**SOURCE DATA**

▬▬▬▬▬▬▬▬▬▬

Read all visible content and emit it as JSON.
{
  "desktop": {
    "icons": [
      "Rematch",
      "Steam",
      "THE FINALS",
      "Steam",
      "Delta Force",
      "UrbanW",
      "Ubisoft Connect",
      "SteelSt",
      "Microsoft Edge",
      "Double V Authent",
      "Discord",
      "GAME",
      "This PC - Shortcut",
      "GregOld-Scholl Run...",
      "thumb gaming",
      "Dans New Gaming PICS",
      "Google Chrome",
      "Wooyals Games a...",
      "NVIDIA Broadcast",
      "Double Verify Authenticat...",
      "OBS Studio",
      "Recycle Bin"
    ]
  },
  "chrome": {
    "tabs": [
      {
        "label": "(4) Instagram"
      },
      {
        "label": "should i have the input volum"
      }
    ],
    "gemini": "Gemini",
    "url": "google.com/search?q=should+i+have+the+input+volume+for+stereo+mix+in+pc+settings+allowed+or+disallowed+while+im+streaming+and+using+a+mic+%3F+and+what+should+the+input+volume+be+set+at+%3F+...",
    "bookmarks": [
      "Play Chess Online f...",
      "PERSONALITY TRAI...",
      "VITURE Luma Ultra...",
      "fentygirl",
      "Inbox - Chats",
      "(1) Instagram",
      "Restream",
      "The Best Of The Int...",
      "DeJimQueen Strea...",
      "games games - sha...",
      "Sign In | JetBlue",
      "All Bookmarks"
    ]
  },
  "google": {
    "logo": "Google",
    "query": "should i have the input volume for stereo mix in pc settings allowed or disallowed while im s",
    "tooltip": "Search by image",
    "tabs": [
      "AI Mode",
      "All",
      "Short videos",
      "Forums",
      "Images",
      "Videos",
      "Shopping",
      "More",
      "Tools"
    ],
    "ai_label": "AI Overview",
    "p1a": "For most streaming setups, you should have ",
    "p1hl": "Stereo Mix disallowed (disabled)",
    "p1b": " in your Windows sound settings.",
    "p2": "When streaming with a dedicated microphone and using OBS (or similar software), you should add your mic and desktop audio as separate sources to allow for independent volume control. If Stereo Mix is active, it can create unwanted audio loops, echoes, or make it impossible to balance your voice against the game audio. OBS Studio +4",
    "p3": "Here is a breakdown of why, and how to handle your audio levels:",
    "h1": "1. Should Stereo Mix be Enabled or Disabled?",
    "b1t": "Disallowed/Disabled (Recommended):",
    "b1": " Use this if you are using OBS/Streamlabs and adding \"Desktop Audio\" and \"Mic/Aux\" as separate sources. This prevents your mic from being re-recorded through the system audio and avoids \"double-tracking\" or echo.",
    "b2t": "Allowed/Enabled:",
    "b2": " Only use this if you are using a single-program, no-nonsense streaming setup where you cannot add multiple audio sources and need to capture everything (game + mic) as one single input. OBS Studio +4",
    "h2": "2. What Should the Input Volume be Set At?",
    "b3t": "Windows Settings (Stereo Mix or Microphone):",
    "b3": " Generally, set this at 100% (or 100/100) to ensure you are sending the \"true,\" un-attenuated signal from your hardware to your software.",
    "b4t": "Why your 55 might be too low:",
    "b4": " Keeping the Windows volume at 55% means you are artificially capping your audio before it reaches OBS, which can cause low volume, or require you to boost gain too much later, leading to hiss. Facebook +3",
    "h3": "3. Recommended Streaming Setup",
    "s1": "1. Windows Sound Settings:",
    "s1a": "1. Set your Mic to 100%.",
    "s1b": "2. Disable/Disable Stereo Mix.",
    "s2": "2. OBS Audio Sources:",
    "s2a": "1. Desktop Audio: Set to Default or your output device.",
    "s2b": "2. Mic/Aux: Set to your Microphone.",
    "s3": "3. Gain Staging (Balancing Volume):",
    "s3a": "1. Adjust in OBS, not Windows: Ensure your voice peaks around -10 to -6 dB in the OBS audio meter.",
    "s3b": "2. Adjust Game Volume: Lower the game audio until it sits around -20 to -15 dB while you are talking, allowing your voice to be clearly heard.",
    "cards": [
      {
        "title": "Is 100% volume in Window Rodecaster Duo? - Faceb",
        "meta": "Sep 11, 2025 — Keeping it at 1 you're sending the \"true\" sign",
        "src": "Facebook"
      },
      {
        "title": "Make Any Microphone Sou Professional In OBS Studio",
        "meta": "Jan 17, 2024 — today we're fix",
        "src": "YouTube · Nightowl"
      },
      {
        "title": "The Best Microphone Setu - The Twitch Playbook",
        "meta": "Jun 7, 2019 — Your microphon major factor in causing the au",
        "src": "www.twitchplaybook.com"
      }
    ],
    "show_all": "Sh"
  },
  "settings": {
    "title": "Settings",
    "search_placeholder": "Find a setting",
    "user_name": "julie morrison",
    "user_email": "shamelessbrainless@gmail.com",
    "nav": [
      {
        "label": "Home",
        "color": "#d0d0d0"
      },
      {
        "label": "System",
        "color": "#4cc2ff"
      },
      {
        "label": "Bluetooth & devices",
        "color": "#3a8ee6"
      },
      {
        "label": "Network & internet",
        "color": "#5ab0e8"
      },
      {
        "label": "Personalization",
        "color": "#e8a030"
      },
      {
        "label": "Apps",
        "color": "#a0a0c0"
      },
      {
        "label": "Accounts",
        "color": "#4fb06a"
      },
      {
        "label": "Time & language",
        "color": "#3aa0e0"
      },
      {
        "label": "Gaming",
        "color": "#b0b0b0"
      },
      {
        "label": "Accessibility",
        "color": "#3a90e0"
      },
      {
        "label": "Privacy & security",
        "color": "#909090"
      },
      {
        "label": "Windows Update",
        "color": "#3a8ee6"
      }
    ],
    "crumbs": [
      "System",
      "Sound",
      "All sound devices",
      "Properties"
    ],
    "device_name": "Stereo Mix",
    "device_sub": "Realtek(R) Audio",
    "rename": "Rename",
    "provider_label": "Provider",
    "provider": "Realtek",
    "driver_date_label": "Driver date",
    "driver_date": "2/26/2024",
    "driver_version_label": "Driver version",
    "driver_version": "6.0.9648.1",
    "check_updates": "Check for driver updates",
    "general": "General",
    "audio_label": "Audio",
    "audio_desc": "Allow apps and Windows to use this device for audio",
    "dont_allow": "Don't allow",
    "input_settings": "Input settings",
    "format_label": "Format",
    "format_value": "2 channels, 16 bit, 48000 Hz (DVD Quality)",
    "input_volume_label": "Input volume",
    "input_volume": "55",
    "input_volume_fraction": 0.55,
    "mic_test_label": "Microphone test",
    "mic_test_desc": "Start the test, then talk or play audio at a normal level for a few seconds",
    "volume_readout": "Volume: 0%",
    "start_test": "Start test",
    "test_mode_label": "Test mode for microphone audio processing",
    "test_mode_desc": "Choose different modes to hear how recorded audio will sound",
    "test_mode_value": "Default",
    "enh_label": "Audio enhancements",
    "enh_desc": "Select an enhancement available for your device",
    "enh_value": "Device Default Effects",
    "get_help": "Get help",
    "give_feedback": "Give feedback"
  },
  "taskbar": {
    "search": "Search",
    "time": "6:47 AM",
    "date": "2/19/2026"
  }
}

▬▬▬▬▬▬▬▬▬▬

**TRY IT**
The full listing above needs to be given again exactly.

**EXERCISE OUTPUT**
Read all visible content and emit it as JSON.
{
  "desktop": {
    "icons": [
      "Rematch",
      "Steam",
      "THE FINALS",
      "Steam",
      "Delta Force",
      "UrbanW",
      "Ubisoft Connect",
      "SteelSt",
      "Microsoft Edge",
      "Double V Authent",
      "Discord",
      "GAME",
      "This PC - Shortcut",
      "GregOld-Scholl Run...",
      "thumb gaming",
      "Dans New Gaming PICS",
      "Google Chrome",
      "Wooyals Games a...",
      "NVIDIA Broadcast",
      "Double Verify Authenticat...",
      "OBS Studio",
      "Recycle Bin"
    ]
  },
  "chrome": {
    "tabs": [
      {
        "label": "(4) Instagram"
      },
      {
        "label": "should i have the input volum"
      }
    ],
    "gemini": "Gemini",
    "url": "google.com/search?q=should+i+have+the+input+volume+for+stereo+mix+in+pc+settings+allowed+or+disallowed+while+im+streaming+and+using+a+mic+%3F+and+what+should+the+input+volume+be+set+at+%3F+...",
    "bookmarks": [
      "Play Chess Online f...",
      "PERSONALITY TRAI...",
      "VITURE Luma Ultra...",
      "fentygirl",
      "Inbox - Chats",
      "(1) Instagram",
      "Restream",
      "The Best Of The Int...",
      "DeJimQueen Strea...",
      "games games - sha...",
      "Sign In | JetBlue",
      "All Bookmarks"
    ]
  },
  "google": {
    "logo": "Google",
    "query": "should i have the input volume for stereo mix in pc settings allowed or disallowed while im s",
    "tooltip": "Search by image",
    "tabs": [
      "AI Mode",
      "All",
      "Short videos",
      "Forums",
      "Images",
      "Videos",
      "Shopping",
      "More",
      "Tools"
    ],
    "ai_label": "AI Overview",
    "p1a": "For most streaming setups, you should have ",
    "p1hl": "Stereo Mix disallowed (disabled)",
    "p1b": " in your Windows sound settings.",
    "p2": "When streaming with a dedicated microphone and using OBS (or similar software), you should add your mic and desktop audio as separate sources to allow for independent volume control. If Stereo Mix is active, it can create unwanted audio loops, echoes, or make it impossible to balance your voice against the game audio. OBS Studio +4",
    "p3": "Here is a breakdown of why, and how to handle your audio levels:",
    "h1": "1. Should Stereo Mix be Enabled or Disabled?",
    "b1t": "Disallowed/Disabled (Recommended):",
    "b1": " Use this if you are using OBS/Streamlabs and adding \"Desktop Audio\" and \"Mic/Aux\" as separate sources. This prevents your mic from being re-recorded through the system audio and avoids \"double-tracking\" or echo.",
    "b2t": "Allowed/Enabled:",
    "b2": " Only use this if you are using a single-program, no-nonsense streaming setup where you cannot add multiple audio sources and need to capture everything (game + mic) as one single input. OBS Studio +4",
    "h2": "2. What Should the Input Volume be Set At?",
    "b3t": "Windows Settings (Stereo Mix or Microphone):",
    "b3": " Generally, set this at 100% (or 100/100) to ensure you are sending the \"true,\" un-attenuated signal from your hardware to your software.",
    "b4t": "Why your 55 might be too low:",
    "b4": " Keeping the Windows volume at 55% means you are artificially capping your audio before it reaches OBS, which can cause low volume, or require you to boost gain too much later, leading to hiss. Facebook +3",
    "h3": "3. Recommended Streaming Setup",
    "s1": "1. Windows Sound Settings:",
    "s1a": "1. Set your Mic to 100%.",
    "s1b": "2. Disable/Disable Stereo Mix.",
    "s2": "2. OBS Audio Sources:",
    "s2a": "1. Desktop Audio: Set to Default or your output device.",
    "s2b": "2. Mic/Aux: Set to your Microphone.",
    "s3": "3. Gain Staging (Balancing Volume):",
    "s3a": "1. Adjust in OBS, not Windows: Ensure your voice peaks around -10 to -6 dB in the OBS audio meter.",
    "s3b": "2. Adjust Game Volume: Lower the game audio until it sits around -20 to -15 dB while you are talking, allowing your voice to be clearly heard.",
    "cards": [
      {
        "title": "Is 100% volume in Window Rodecaster Duo? - Faceb",
        "meta": "Sep 11, 2025 — Keeping it at 1 you're sending the \"true\" sign",
        "src": "Facebook"
      },
      {
        "title": "Make Any Microphone Sou Professional In OBS Studio",
        "meta": "Jan 17, 2024 — today we're fix",
        "src": "YouTube · Nightowl"
      },
      {
        "title": "The Best Microphone Setu - The Twitch Playbook",
        "meta": "Jun 7, 2019 — Your microphon major factor in causing the au",
        "src": "www.twitchplaybook.com"
      }
    ],
    "show_all": "Sh"
  },
  "settings": {
    "title": "Settings",
    "search_placeholder": "Find a setting",
    "user_name": "julie morrison",
    "user_email": "shamelessbrainless@gmail.com",
    "nav": [
      {
        "label": "Home",
        "color": "#d0d0d0"
      },
      {
        "label": "System",
        "color": "#4cc2ff"
      },
      {
        "label": "Bluetooth & devices",
        "color": "#3a8ee6"
      },
      {
        "label": "Network & internet",
        "color": "#5ab0e8"
      },
      {
        "label": "Personalization",
        "color": "#e8a030"
      },
      {
        "label": "Apps",
        "color": "#a0a0c0"
      },
      {
        "label": "Accounts",
        "color": "#4fb06a"
      },
      {
        "label": "Time & language",
        "color": "#3aa0e0"
      },
      {
        "label": "Gaming",
        "color": "#b0b0b0"
      },
      {
        "label": "Accessibility",
        "color": "#3a90e0"
      },
      {
        "label": "Privacy & security",
        "color": "#909090"
      },
      {
        "label": "Windows Update",
        "color": "#3a8ee6"
      }
    ],
    "crumbs": [
      "System",
      "Sound",
      "All sound devices",
      "Properties"
    ],
    "device_name": "Stereo Mix",
    "device_sub": "Realtek(R) Audio",
    "rename": "Rename",
    "provider_label": "Provider",
    "provider": "Realtek",
    "driver_date_label": "Driver date",
    "driver_date": "2/26/2024",
    "driver_version_label": "Driver version",
    "driver_version": "6.0.9648.1",
    "check_updates": "Check for driver updates",
    "general": "General",
    "audio_label": "Audio",
    "audio_desc": "Allow apps and Windows to use this device for audio",
    "dont_allow": "Don't allow",
    "input_settings": "Input settings",
    "format_label": "Format",
    "format_value": "2 channels, 16 bit, 48000 Hz (DVD Quality)",
    "input_volume_label": "Input volume",
    "input_volume": "55",
    "input_volume_fraction": 0.55,
    "mic_test_label": "Microphone test",
    "mic_test_desc": "Start the test, then talk or play audio at a normal level for a few seconds",
    "volume_readout": "Volume: 0%",
    "start_test": "Start test",
    "test_mode_label": "Test mode for microphone audio processing",
    "test_mode_desc": "Choose different modes to hear how recorded audio will sound",
    "test_mode_value": "Default",
    "enh_label": "Audio enhancements",
    "enh_desc": "Select an enhancement available for your device",
    "enh_value": "Device Default Effects",
    "get_help": "Get help",
    "give_feedback": "Give feedback"
  },
  "taskbar": {
    "search": "Search",
    "time": "6:47 AM",
    "date": "2/19/2026"
  }
}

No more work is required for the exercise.